====== Dataset records

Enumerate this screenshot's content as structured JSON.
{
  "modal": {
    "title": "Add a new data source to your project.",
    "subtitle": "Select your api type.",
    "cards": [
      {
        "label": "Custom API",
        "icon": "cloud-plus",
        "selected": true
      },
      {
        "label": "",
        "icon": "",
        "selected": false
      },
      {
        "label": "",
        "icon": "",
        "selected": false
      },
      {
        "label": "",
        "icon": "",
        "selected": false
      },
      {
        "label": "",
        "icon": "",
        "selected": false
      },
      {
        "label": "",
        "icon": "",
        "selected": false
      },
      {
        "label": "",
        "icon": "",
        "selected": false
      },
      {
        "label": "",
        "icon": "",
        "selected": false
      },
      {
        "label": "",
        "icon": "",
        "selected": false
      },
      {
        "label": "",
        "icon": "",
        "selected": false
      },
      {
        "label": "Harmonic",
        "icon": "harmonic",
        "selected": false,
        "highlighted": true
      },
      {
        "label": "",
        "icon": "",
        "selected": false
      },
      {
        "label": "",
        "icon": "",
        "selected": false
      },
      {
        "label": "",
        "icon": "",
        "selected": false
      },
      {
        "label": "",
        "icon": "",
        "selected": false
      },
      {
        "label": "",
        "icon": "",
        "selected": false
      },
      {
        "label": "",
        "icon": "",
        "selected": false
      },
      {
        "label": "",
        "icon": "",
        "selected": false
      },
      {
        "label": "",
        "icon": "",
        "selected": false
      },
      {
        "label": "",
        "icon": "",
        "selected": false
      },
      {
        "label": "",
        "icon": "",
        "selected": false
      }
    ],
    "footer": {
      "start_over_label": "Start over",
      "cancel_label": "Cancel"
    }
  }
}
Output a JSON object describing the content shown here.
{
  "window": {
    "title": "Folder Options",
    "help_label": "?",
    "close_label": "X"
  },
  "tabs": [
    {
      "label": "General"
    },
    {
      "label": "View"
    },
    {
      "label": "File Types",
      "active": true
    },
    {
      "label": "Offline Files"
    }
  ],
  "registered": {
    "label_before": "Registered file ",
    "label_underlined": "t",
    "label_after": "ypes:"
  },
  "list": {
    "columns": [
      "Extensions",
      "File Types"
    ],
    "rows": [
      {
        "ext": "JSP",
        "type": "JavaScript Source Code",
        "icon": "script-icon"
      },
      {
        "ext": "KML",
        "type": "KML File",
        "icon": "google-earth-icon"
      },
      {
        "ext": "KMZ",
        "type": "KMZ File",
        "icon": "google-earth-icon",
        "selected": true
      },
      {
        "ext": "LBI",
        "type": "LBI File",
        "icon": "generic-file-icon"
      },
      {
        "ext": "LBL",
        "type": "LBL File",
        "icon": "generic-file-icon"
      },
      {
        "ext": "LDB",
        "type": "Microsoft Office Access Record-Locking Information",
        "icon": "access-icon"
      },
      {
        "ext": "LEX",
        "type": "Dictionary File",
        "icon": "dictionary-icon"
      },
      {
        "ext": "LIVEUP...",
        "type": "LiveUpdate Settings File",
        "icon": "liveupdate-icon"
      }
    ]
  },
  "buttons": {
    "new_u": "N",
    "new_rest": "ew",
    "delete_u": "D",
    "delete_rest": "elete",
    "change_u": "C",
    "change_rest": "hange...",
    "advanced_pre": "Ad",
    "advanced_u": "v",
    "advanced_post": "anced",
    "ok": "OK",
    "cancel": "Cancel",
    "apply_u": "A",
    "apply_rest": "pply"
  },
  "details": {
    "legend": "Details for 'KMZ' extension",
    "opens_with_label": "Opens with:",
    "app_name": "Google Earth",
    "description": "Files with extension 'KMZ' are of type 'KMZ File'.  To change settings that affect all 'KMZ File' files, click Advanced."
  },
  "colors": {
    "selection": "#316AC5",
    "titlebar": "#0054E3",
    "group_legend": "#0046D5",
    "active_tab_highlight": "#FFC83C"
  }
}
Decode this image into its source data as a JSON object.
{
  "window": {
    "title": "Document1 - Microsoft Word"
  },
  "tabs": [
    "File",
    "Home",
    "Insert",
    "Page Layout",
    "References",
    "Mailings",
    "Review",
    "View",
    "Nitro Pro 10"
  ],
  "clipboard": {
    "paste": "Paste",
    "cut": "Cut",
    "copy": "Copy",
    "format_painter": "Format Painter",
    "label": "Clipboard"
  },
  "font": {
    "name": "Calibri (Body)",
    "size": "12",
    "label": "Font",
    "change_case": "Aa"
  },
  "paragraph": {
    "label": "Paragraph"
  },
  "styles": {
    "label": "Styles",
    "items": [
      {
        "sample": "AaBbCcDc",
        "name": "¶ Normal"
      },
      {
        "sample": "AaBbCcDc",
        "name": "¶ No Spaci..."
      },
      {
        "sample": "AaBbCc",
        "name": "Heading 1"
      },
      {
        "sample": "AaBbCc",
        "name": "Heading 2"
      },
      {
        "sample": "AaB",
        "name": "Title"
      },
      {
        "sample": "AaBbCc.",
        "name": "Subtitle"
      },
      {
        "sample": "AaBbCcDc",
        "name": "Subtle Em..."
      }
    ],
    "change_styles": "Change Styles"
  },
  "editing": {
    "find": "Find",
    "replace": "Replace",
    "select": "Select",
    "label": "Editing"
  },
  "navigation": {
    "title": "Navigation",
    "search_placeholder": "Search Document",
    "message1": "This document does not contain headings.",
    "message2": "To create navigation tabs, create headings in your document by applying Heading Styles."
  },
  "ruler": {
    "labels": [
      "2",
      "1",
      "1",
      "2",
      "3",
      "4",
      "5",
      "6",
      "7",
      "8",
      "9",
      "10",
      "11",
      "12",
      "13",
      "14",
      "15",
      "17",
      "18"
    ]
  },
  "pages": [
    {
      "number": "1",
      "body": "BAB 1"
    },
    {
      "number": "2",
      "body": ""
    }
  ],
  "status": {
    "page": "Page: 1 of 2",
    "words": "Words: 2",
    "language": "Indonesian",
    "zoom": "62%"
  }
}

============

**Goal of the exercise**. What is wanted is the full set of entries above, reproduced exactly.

**Task solution**.
Enumerate this screenshot's content as structured JSON.
{
  "modal": {
    "title": "Add a new data source to your project.",
    "subtitle": "Select your api type.",
    "cards": [
      {
        "label": "Custom API",
        "icon": "cloud-plus",
        "selected": true
      },
      {
        "label": "",
        "icon": "",
        "selected": false
      },
      {
        "label": "",
        "icon": "",
        "selected": false
      },
      {
        "label": "",
        "icon": "",
        "selected": false
      },
      {
        "label": "",
        "icon": "",
        "selected": false
      },
      {
        "label": "",
        "icon": "",
        "selected": false
      },
      {
        "label": "",
        "icon": "",
        "selected": false
      },
      {
        "label": "",
        "icon": "",
        "selected": false
      },
      {
        "label": "",
        "icon": "",
        "selected": false
      },
      {
        "label": "",
        "icon": "",
        "selected": false
      },
      {
        "label": "Harmonic",
        "icon": "harmonic",
        "selected": false,
        "highlighted": true
      },
      {
        "label": "",
        "icon": "",
        "selected": false
      },
      {
        "label": "",
        "icon": "",
        "selected": false
      },
      {
        "label": "",
        "icon": "",
        "selected": false
      },
      {
        "label": "",
        "icon": "",
        "selected": false
      },
      {
        "label": "",
        "icon": "",
        "selected": false
      },
      {
        "label": "",
        "icon": "",
        "selected": false
      },
      {
        "label": "",
        "icon": "",
        "selected": false
      },
      {
        "label": "",
        "icon": "",
        "selected": false
      },
      {
        "label": "",
        "icon": "",
        "selected": false
      },
      {
        "label": "",
        "icon": "",
        "selected": false
      }
    ],
    "footer": {
      "start_over_label": "Start over",
      "cancel_label": "Cancel"
    }
  }
}
Output a JSON object describing the content shown here.
{
  "window": {
    "title": "Folder Options",
    "help_label": "?",
    "close_label": "X"
  },
  "tabs": [
    {
      "label": "General"
    },
    {
      "label": "View"
    },
    {
      "label": "File Types",
      "active": true
    },
    {
      "label": "Offline Files"
    }
  ],
  "registered": {
    "label_before": "Registered file ",
    "label_underlined": "t",
    "label_after": "ypes:"
  },
  "list": {
    "columns": [
      "Extensions",
      "File Types"
    ],
    "rows": [
      {
        "ext": "JSP",
        "type": "JavaScript Source Code",
        "icon": "script-icon"
      },
      {
        "ext": "KML",
        "type": "KML File",
        "icon": "google-earth-icon"
      },
      {
        "ext": "KMZ",
        "type": "KMZ File",
        "icon": "google-earth-icon",
        "selected": true
      },
      {
        "ext": "LBI",
        "type": "LBI File",
        "icon": "generic-file-icon"
      },
      {
        "ext": "LBL",
        "type": "LBL File",
        "icon": "generic-file-icon"
      },
      {
        "ext": "LDB",
        "type": "Microsoft Office Access Record-Locking Information",
        "icon": "access-icon"
      },
      {
        "ext": "LEX",
        "type": "Dictionary File",
        "icon": "dictionary-icon"
      },
      {
        "ext": "LIVEUP...",
        "type": "LiveUpdate Settings File",
        "icon": "liveupdate-icon"
      }
    ]
  },
  "buttons": {
    "new_u": "N",
    "new_rest": "ew",
    "delete_u": "D",
    "delete_rest": "elete",
    "change_u": "C",
    "change_rest": "hange...",
    "advanced_pre": "Ad",
    "advanced_u": "v",
    "advanced_post": "anced",
    "ok": "OK",
    "cancel": "Cancel",
    "apply_u": "A",
    "apply_rest": "pply"
  },
  "details": {
    "legend": "Details for 'KMZ' extension",
    "opens_with_label": "Opens with:",
    "app_name": "Google Earth",
    "description": "Files with extension 'KMZ' are of type 'KMZ File'.  To change settings that affect all 'KMZ File' files, click Advanced."
  },
  "colors": {
    "selection": "#316AC5",
    "titlebar": "#0054E3",
    "group_legend": "#0046D5",
    "active_tab_highlight": "#FFC83C"
  }
}
Decode this image into its source data as a JSON object.
{
  "window": {
    "title": "Document1 - Microsoft Word"
  },
  "tabs": [
    "File",
    "Home",
    "Insert",
    "Page Layout",
    "References",
    "Mailings",
    "Review",
    "View",
    "Nitro Pro 10"
  ],
  "clipboard": {
    "paste": "Paste",
    "cut": "Cut",
    "copy": "Copy",
    "format_painter": "Format Painter",
    "label": "Clipboard"
  },
  "font": {
    "name": "Calibri (Body)",
    "size": "12",
    "label": "Font",
    "change_case": "Aa"
  },
  "paragraph": {
    "label": "Paragraph"
  },
  "styles": {
    "label": "Styles",
    "items": [
      {
        "sample": "AaBbCcDc",
        "name": "¶ Normal"
      },
      {
        "sample": "AaBbCcDc",
        "name": "¶ No Spaci..."
      },
      {
        "sample": "AaBbCc",
        "name": "Heading 1"
      },
      {
        "sample": "AaBbCc",
        "name": "Heading 2"
      },
      {
        "sample": "AaB",
        "name": "Title"
      },
      {
        "sample": "AaBbCc.",
        "name": "Subtitle"
      },
      {
        "sample": "AaBbCcDc",
        "name": "Subtle Em..."
      }
    ],
    "change_styles": "Change Styles"
  },
  "editing": {
    "find": "Find",
    "replace": "Replace",
    "select": "Select",
    "label": "Editing"
  },
  "navigation": {
    "title": "Navigation",
    "search_placeholder": "Search Document",
    "message1": "This document does not contain headings.",
    "message2": "To create navigation tabs, create headings in your document by applying Heading Styles."
  },
  "ruler": {
    "labels": [
      "2",
      "1",
      "1",
      "2",
      "3",
      "4",
      "5",
      "6",
      "7",
      "8",
      "9",
      "10",
      "11",
      "12",
      "13",
      "14",
      "15",
      "17",
      "18"
    ]
  },
  "pages": [
    {
      "number": "1",
      "body": "BAB 1"
    },
    {
      "number": "2",
      "body": ""
    }
  ],
  "status": {
    "page": "Page: 1 of 2",
    "words": "Words: 2",
    "language": "Indonesian",
    "zoom": "62%"
  }
}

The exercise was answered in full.